We’re seeing that those polls changed after those Kavanaugh hearings because we don’t want to be ruled by the mob. Susan HUTCHISON

Audience members voted to have the candidates answer questions on gun policy. Cantwell said she supports raising the age to buy semiautomatic rifles to 21, as Initiative 1639 would require in Washington if it passes.

Cantwell said recent U.S. Supreme Court rulings on the scope of the Second Amendment don’t mean “that the United States Senate can’t do something to better protect our students at schools or like the incident that happened at a Mukilteo house party” in 2016 in which three people were killed and one was injured. Cantwell said she also favors universal background checks for gun sales.

Hutchison said she would not support raising the minimum age to buy semiautomatic rifles. “I do believe an 18-year-old who can go to war and carry a gun should have the right as a law-abiding citizen and under the protections of the Second Amendment to own a gun,” she said.

Cantwell said she supports safe storage requirements. Hutchison said her husband and sons own weapons for bird-hunting and have taken gun safety courses. “We definitely of course have our guns in safes,” she said.

But she said laws that curtail gun owners’ rights put people at risk. “We do have the right to defend ourselves. And an awful lot of these gun laws hurt women,” she said.  

On health care Cantwell said the Affordable Care Act has kept people from falling into debt over medical emergencies. “We’ve reduced I think in half the number of people who have had medical-related bankruptcies and cut drastically the number of people who don’t have insurance now that we have the Affordable Care Act.”

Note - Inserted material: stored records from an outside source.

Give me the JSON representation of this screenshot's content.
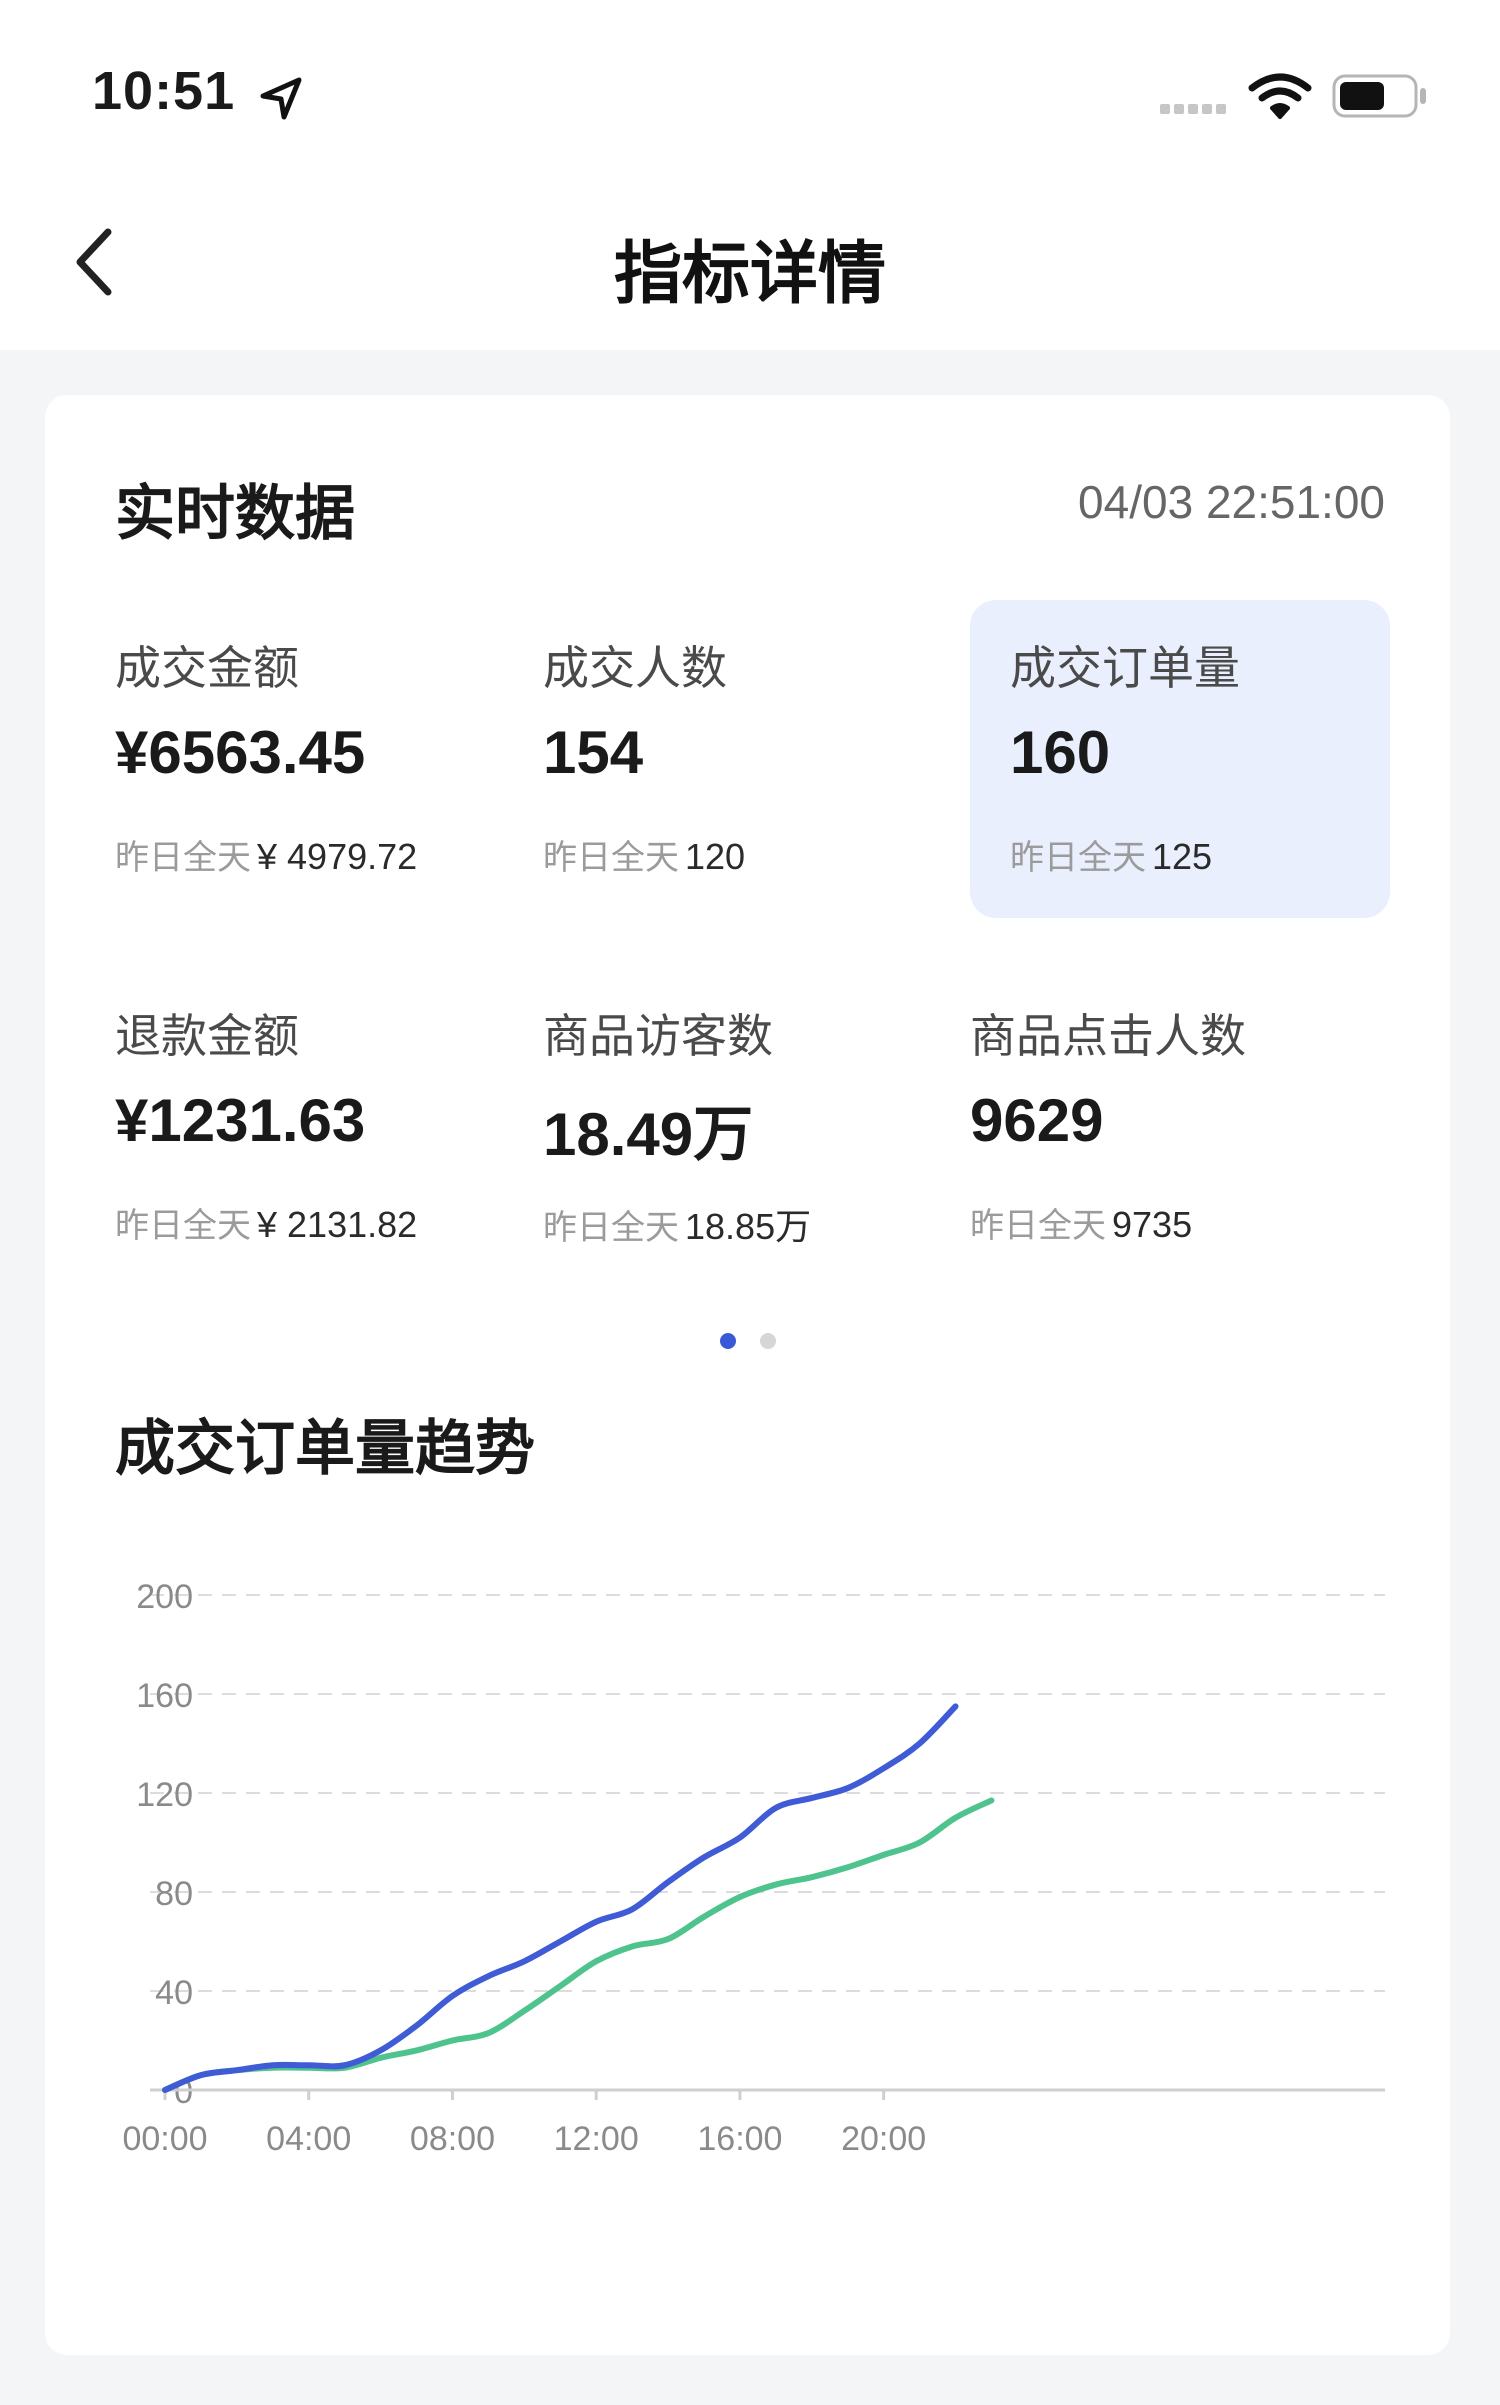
{
  "status_bar": {
    "time": "10:51",
    "icons": [
      "location-arrow-icon",
      "signal-icon",
      "wifi-icon",
      "battery-icon"
    ]
  },
  "nav": {
    "title": "指标详情",
    "back_icon": "chevron-left-icon"
  },
  "realtime": {
    "title": "实时数据",
    "timestamp": "04/03 22:51:00",
    "yesterday_label": "昨日全天",
    "metrics": [
      {
        "label": "成交金额",
        "value": "¥6563.45",
        "yesterday": "¥ 4979.72",
        "selected": false
      },
      {
        "label": "成交人数",
        "value": "154",
        "yesterday": "120",
        "selected": false
      },
      {
        "label": "成交订单量",
        "value": "160",
        "yesterday": "125",
        "selected": true
      },
      {
        "label": "退款金额",
        "value": "¥1231.63",
        "yesterday": "¥ 2131.82",
        "selected": false
      },
      {
        "label": "商品访客数",
        "value": "18.49万",
        "yesterday": "18.85万",
        "selected": false
      },
      {
        "label": "商品点击人数",
        "value": "9629",
        "yesterday": "9735",
        "selected": false
      }
    ],
    "pagination": {
      "pages": 2,
      "current": 1
    }
  },
  "trend": {
    "title": "成交订单量趋势"
  },
  "chart_data": {
    "type": "line",
    "title": "成交订单量趋势",
    "xlabel": "",
    "ylabel": "",
    "x_ticks": [
      "00:00",
      "04:00",
      "08:00",
      "12:00",
      "16:00",
      "20:00"
    ],
    "y_ticks": [
      0,
      40,
      80,
      120,
      160,
      200
    ],
    "xlim": [
      0,
      24
    ],
    "ylim": [
      0,
      200
    ],
    "grid": "horizontal-dashed",
    "x_unit": "hour",
    "series": [
      {
        "color": "#3f5bd6",
        "x": [
          0,
          1,
          2,
          3,
          4,
          5,
          6,
          7,
          8,
          9,
          10,
          11,
          12,
          13,
          14,
          15,
          16,
          17,
          18,
          19,
          20,
          21,
          22
        ],
        "values": [
          0,
          6,
          8,
          10,
          10,
          10,
          16,
          26,
          38,
          46,
          52,
          60,
          68,
          73,
          84,
          94,
          102,
          114,
          118,
          122,
          130,
          140,
          155
        ]
      },
      {
        "color": "#4ec38e",
        "x": [
          0,
          1,
          2,
          3,
          4,
          5,
          6,
          7,
          8,
          9,
          10,
          11,
          12,
          13,
          14,
          15,
          16,
          17,
          18,
          19,
          20,
          21,
          22,
          23
        ],
        "values": [
          0,
          6,
          8,
          9,
          9,
          9,
          13,
          16,
          20,
          23,
          32,
          42,
          52,
          58,
          61,
          70,
          78,
          83,
          86,
          90,
          95,
          100,
          110,
          117
        ]
      }
    ]
  }
}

She said she’ll continue to support coverage for people with preexisting conditions.

We’ve reduced I think in half the number of people who have had medical-related bankruptcies ... now that we have the Affordable Care Act. SEN. MARIA CANTWELL

Hutchison made clear she’s opposed to any government role in providing health care. “The only way to lower the cost of medical care is the free-market system,” she said. Hutchison said the Affordable Care Act is financially unsustainable because uninsured people “all went under Medicaid” and “in this state we are going to be paying a mighty price in the years to come.”

On trade, Cantwell said Trump must stop using tariffs as his first action in trade disputes.

"It is hard for us to gain access in Asia, in India, in Mexico and in other places because of these huge tariffs,” she said. “And so we have now gotten into a trade war that is costing us, in an ag economy, a lot of money."

Hutchison, the former chairman of the state GOP, supports the tariffs.

"Now the president is going after the big cheese, China, to help fix the trade disparities that have really hurt our farmers over the decades,” she said. “The farmers are willing to experience a little short-term pain for a long-term gain."

Immigration was a key concern for audience members.

Bob Irish of Puyallup said he’s a supporter of President Trump, and was glad to hear Hutchison echo the president’s call for more security at the U.S.-Mexico border. He said, “I really think we need a wall to stop illegal immigration,” something Hutchison also endorsed.

Irish said he’s seen negative consequences of illegal immigration in his business manufacturing wood pallets.

High school student Jose Beltran said he’s included under Deferred Action for Childhood Arrivals. He said he has more confidence in Cantwell to help “Dreamers” stay in the U.S. “It seems like she has more of an open mind, like whatever is faster and a good solution she’s with it,” he said.

The program was intended to protect undocumented immigrants who came to the U.S. as children from deportation. Last year, the Trump administration announced it was ending the program.